Segment Start: Supplied records

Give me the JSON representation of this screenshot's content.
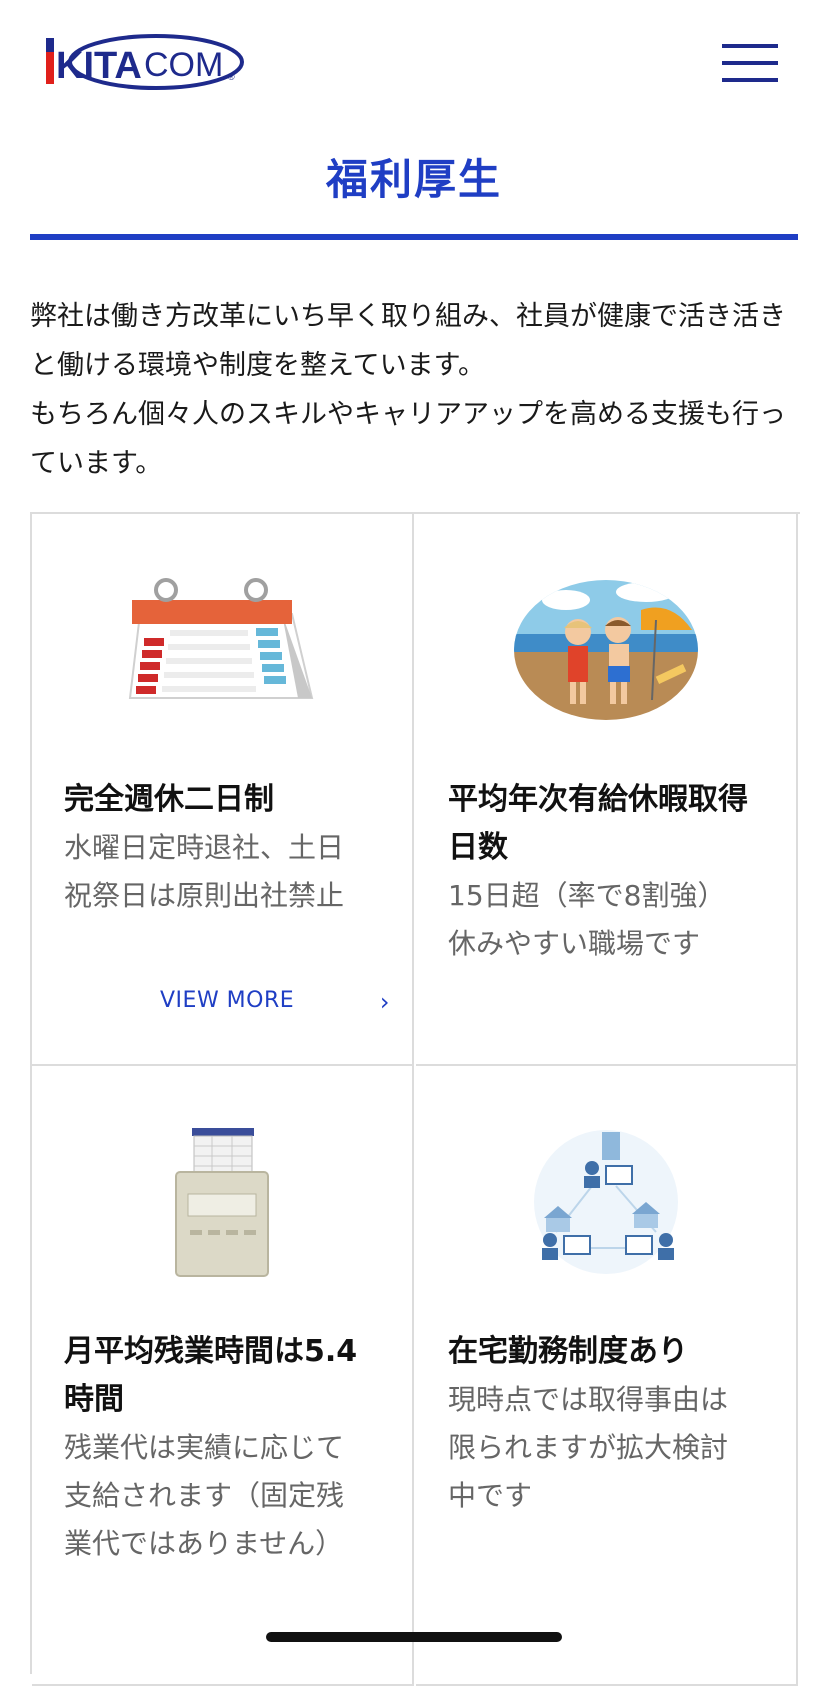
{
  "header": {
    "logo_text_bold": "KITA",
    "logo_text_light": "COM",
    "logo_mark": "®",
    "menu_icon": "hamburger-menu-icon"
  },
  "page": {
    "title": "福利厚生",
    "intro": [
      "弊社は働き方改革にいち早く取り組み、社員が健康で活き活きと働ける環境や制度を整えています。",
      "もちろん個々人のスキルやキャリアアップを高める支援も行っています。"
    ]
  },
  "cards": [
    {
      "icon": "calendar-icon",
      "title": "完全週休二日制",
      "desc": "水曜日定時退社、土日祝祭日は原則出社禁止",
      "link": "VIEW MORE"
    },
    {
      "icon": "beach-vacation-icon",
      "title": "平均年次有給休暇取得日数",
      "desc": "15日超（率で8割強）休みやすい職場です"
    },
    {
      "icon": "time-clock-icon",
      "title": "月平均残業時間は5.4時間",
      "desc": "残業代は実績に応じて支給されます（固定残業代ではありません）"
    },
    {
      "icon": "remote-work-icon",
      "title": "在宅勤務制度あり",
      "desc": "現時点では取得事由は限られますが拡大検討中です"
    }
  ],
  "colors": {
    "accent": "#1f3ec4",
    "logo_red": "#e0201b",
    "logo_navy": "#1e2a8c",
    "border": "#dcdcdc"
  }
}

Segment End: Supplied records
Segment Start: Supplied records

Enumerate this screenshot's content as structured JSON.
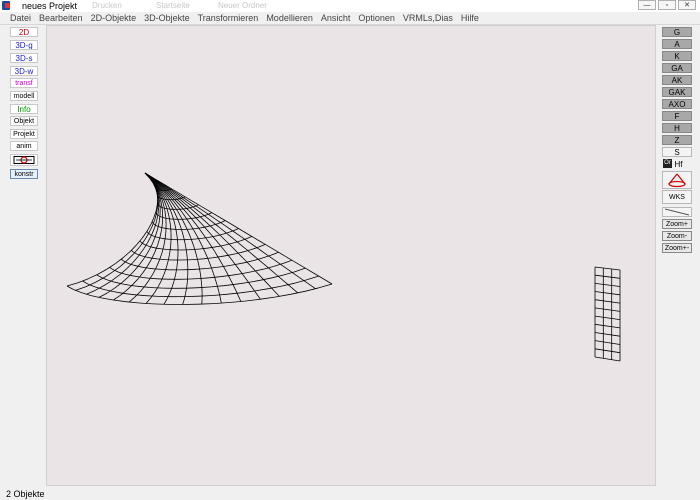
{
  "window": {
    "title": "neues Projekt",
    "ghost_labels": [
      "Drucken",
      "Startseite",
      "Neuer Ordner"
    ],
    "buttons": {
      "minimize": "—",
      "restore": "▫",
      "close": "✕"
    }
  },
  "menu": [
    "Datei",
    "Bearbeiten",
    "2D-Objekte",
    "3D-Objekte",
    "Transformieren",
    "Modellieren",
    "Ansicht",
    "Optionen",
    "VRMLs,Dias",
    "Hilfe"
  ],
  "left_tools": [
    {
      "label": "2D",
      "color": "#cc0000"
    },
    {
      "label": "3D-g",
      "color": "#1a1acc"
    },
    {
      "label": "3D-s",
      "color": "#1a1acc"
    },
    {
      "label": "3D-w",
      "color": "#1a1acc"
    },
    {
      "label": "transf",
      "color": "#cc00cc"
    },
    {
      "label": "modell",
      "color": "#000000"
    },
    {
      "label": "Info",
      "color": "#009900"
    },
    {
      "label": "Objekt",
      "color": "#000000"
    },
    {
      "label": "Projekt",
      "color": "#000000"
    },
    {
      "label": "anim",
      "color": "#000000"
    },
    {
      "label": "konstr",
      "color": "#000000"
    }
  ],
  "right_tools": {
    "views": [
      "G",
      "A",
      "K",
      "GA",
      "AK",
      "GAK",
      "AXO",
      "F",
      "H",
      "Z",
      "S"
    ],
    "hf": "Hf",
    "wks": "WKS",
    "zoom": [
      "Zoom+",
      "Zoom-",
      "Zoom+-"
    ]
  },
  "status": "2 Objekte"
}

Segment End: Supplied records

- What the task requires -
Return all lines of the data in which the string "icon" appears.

- Response below -
    "menu_icon": "hamburger-menu-icon"
      "icon": "calendar-icon",
      "icon": "beach-vacation-icon",
      "icon": "time-clock-icon",
      "icon": "remote-work-icon",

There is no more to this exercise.